Their long tenure on earth has given many insect species the chance to evolve in ways that refine their efficiency in hunting and gathering. Whereas lions are successful in hunting missions about a quarter of the time and great white sharks about half the time, Sverdrup-Thygeson writes, dragonflies – with their four wings – typically get their prey 95 percent of the time. Their wing structure helped inspire the design of drones.
The skills and contributions of insects often go unrecognized by humans who know little about the inner workings of complex ecosystems. Sverdrup-Thygeson cites an example from Australia in which scientists were surprised to find that wheat fields not treated with insecticide had 36 percent higher harvest rates, greater water retention and much more nitrogen.
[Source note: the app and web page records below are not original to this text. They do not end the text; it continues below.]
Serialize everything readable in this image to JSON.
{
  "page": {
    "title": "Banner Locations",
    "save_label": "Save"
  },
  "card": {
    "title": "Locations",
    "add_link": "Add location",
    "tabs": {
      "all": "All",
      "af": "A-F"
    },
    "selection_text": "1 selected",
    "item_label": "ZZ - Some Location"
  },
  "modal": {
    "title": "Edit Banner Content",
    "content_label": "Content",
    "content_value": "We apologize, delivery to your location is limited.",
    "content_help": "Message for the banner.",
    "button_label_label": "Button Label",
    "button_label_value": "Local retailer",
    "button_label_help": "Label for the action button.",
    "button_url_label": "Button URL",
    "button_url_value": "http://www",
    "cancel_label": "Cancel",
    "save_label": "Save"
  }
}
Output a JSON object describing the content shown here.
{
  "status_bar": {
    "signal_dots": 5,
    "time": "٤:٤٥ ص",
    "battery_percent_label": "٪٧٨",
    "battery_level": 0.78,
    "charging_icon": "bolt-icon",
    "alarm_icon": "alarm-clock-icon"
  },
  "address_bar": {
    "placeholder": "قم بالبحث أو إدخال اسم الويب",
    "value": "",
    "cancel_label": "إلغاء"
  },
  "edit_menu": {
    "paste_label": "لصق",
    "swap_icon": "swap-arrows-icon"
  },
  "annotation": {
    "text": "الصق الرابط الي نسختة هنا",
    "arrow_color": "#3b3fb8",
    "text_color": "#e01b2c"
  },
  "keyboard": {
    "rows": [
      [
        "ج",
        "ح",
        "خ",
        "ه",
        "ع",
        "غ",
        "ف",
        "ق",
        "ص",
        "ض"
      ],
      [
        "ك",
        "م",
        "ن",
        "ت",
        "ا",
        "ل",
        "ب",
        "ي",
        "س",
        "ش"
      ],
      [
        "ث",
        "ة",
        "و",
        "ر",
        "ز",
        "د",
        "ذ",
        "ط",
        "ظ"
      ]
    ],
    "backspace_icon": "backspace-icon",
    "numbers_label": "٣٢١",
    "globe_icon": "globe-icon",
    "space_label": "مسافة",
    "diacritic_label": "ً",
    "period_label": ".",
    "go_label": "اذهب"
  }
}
In the unsprayed fields, insects actually improved growing conditions. Earthworms helped aerate the soil and retain moisture, the intestinal bacteria in termites helped capture nitrogen from the air, and seed-eating ants helped control weeds, resulting in half as many weeds as in the sprayed fields.
Humans often unwittingly harm insects that provide vital but unacknowledged services in the natural community. Sverdrup-Thygeson describes how the widely used antiparasitic ivermectin harms the dung beetles that help break down bovine waste. Now globally, 15 percent of those beetles vital to waste management and soil-building are threatened.
Despite her playful tone and welcome humor, Sverdrup-Thygeson reminds readers that our species has a serious “moral duty to coexist” with our insect neighbors. The tiny fraction of insects that can irritate us should not blind us to the gifts of the trillions of them that keep our world livable. As Sverdrup-Thygeson recently told NPR’s Terry Gross, “they are actually saving your life a little every single day.”
That will be my new bug mantra, even as I reach for the anti-itch cream.